Ever since the 2014 election campaign, SDA officials have made job creation one of their top issues. One of the most recognizable promises in this respect was given by the party’s president, Bakir Izetbegovic, during the pre election time:
“And so in the next eight years, four is not enough, 300.000 votes two times, people – I promise 100.000 new jobs to you.”, Izetbegovic said on September 13, 2014.
In their election platform, SDA also promised a yearly 2,5% GDP growth rate and a decrease of number of unemployed by 48.000. After the election victory, in June 2015, Izetbegovic rephrased his promise, giving himself a longer “deadline” to fulfill it:
“This is something we have to do together. There are these three projects I mentioned that will employ 1.000 people. Ok, let’s say that ten more people work with me. So each of us makes a 1.000 this year, so we have 10.000 in the first year. (…) We need to create 100.000 jobs in the next ten years and that’s not a large number at all.
This statement was given a few months after the FBiH prime minister Fadil Novalic stated, in February 2015, that the Government of FBiH will create 10.000 jobs a year “through the labor market reform, improving the business environment and attracting investors.” Novalic has recently addressed this topic again, claiming that he has meetings with the employers once in every three months to present them with the measures the government is taking to boost employment. This approach, he said, is already showing results:
“From April until today, we have 6.000-6.500 new jobs. We have 800 less unemployed… That was also 6.000 less, but then the June generation came from schools, 5.200 of them, and decreased that result to 800. But this is also a positive trend.”
However, the Federal Employment Agency’s last available data shows that these claims are not supported by facts. From April to July, the number of unemployed in FBiH hasn’t decreased by 6.000, but increased by 1.974. In these four months, the decrease was only registered in May, when the number dropped from 386.801 to 385.540. After that, it started rising, reaching 390.822 in July and coming close to 391.663 unemployed that the current government found when it took over in March 2015.
Regarding the number of newly employed, Federal Institute for Statistics’ most recent data show that from April to June 2015, this number increased by 3.783, not 6.000. Novalic’s statement is only true if January is taken as a reference, in which case the number increased by 6.227.
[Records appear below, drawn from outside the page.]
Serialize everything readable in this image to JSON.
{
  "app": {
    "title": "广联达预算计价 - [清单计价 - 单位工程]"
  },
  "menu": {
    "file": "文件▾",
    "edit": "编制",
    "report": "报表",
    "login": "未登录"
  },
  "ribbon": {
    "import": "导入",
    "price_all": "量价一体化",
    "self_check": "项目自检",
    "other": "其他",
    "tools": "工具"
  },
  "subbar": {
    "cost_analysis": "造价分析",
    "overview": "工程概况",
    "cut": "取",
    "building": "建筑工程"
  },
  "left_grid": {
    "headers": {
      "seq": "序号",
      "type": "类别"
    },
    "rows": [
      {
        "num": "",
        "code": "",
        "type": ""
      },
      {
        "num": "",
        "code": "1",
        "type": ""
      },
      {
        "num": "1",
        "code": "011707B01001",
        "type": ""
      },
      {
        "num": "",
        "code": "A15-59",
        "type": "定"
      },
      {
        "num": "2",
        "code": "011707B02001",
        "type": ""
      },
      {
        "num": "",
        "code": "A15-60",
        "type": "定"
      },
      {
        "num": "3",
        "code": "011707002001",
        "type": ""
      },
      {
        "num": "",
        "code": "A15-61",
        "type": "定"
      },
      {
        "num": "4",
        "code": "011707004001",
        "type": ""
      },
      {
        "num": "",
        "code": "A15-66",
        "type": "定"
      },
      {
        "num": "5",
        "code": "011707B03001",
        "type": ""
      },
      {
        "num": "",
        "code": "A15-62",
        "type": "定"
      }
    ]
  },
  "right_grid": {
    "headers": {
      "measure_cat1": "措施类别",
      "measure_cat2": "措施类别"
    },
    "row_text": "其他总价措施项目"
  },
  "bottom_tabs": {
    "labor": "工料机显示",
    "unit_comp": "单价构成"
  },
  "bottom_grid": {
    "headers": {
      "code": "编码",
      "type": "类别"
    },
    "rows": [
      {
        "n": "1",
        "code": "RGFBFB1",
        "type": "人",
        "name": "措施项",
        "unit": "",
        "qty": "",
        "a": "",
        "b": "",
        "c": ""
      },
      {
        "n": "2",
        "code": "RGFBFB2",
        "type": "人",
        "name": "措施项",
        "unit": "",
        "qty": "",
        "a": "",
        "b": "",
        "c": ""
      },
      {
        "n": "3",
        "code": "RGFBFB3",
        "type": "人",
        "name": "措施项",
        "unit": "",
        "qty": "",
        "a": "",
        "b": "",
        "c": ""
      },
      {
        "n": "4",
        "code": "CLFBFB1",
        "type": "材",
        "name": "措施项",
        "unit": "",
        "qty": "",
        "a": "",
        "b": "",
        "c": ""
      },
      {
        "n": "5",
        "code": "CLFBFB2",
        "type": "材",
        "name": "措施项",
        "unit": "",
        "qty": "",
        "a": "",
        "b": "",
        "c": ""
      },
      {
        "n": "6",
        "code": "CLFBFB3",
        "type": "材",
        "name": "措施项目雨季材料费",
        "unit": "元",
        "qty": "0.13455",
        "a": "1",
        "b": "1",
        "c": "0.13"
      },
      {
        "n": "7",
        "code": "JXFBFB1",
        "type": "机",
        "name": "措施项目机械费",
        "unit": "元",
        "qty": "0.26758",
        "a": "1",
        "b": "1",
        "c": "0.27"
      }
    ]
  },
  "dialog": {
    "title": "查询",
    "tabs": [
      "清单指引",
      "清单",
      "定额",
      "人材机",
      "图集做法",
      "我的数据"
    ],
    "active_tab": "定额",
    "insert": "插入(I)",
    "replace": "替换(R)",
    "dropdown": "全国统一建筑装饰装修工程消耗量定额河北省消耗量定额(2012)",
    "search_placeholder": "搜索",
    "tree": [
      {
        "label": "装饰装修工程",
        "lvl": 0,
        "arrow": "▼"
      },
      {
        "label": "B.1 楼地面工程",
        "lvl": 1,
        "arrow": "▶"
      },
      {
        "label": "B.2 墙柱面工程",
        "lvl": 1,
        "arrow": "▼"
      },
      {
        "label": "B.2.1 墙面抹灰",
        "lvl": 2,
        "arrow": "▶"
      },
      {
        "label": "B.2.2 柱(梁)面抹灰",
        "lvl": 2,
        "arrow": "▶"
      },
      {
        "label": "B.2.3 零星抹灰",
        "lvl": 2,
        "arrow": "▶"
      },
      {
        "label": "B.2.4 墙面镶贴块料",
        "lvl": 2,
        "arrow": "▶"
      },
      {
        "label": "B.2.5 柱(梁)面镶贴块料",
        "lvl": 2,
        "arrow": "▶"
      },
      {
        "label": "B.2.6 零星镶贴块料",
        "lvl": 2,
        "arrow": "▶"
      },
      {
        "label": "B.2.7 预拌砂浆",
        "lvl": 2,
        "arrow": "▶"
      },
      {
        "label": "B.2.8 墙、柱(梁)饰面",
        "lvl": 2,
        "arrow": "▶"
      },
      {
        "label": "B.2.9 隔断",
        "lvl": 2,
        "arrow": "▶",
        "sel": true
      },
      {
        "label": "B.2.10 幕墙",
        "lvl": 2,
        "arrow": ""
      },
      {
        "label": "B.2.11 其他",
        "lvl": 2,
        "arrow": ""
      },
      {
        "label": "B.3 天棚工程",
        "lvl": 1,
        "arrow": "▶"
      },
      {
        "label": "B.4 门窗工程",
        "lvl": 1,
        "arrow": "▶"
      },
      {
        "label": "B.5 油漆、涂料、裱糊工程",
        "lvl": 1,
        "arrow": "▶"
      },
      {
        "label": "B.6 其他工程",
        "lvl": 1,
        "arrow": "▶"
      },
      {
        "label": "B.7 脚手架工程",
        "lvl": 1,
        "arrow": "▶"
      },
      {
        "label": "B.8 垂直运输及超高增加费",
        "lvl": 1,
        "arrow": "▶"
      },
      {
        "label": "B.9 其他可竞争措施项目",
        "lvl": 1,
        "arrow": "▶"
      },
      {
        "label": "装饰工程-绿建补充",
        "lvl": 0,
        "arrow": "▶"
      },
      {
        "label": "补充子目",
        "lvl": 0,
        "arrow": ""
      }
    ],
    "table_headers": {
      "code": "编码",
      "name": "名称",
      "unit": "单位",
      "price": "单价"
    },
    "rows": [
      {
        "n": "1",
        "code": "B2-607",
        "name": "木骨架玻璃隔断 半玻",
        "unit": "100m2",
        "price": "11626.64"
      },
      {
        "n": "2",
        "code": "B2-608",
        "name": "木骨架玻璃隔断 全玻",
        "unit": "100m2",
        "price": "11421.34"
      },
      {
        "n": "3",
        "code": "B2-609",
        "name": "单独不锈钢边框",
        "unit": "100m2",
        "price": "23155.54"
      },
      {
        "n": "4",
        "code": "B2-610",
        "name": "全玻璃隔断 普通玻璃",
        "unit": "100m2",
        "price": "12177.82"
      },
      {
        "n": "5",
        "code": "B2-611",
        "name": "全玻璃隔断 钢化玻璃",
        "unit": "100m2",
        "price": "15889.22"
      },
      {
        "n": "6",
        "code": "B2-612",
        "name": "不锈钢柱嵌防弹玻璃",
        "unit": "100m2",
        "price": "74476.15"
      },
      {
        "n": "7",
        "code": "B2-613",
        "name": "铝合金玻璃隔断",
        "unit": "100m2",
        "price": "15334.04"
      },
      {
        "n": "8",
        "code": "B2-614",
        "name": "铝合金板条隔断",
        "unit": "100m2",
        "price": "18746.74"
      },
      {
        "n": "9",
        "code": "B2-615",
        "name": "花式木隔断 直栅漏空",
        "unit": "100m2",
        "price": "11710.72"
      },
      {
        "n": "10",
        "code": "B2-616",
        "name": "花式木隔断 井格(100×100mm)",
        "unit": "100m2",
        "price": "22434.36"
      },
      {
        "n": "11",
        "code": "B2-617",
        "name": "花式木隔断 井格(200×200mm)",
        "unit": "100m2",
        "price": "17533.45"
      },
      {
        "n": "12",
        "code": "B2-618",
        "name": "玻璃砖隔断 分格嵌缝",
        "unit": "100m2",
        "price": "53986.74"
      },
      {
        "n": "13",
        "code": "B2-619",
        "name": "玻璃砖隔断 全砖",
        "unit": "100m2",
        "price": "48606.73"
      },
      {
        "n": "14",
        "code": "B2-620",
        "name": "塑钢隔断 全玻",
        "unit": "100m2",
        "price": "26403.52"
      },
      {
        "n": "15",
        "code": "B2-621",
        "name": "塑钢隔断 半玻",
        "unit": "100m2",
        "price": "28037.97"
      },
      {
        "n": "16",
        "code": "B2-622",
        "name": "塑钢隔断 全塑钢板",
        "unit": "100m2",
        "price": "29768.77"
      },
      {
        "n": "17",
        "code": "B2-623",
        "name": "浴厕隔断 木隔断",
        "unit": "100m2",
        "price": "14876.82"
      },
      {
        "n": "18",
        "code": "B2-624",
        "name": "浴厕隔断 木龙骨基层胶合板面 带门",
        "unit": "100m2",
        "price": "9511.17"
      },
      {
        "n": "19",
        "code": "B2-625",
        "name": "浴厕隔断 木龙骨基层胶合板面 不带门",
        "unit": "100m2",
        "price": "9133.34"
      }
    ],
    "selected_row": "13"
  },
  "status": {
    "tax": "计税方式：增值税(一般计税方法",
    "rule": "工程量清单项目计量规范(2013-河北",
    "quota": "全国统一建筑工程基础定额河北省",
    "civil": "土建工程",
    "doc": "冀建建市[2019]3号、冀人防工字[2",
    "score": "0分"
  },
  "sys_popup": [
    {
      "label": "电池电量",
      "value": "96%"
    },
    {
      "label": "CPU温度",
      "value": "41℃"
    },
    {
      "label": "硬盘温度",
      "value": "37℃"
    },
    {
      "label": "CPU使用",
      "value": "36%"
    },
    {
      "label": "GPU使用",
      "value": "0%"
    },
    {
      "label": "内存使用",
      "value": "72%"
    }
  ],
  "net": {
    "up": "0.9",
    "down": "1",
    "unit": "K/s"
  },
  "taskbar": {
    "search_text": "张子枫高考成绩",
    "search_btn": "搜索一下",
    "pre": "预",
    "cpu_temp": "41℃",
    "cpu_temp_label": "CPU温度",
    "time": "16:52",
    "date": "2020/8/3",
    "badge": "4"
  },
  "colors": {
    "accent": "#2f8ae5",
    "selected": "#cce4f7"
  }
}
A few days after Novalic made this statement, Bakir Izetbegovic also spoke of the positive trends and highlighted that the number of employed increasing by 6.000, referring, however, to September 2014 for comparison. While Izetbegovic’s statement, unlike that of FBiH prime minister, is accurate, the picture he painted is not entirely complete. Again, compared to the previous year, when the number of employed persons in FBiH increased by 7.615 in the same time span, this increase seems far less spectacular than presented.
All in all, the optimistic prognosis and claims of significant successes in job creation still don’t seem particularly convincing. Compared to the 2014, a significant jump in this field is yet to take place. Will it happen, or will the SDA’s officials continue to reinterpret their own statements and promises, is yet to be seen.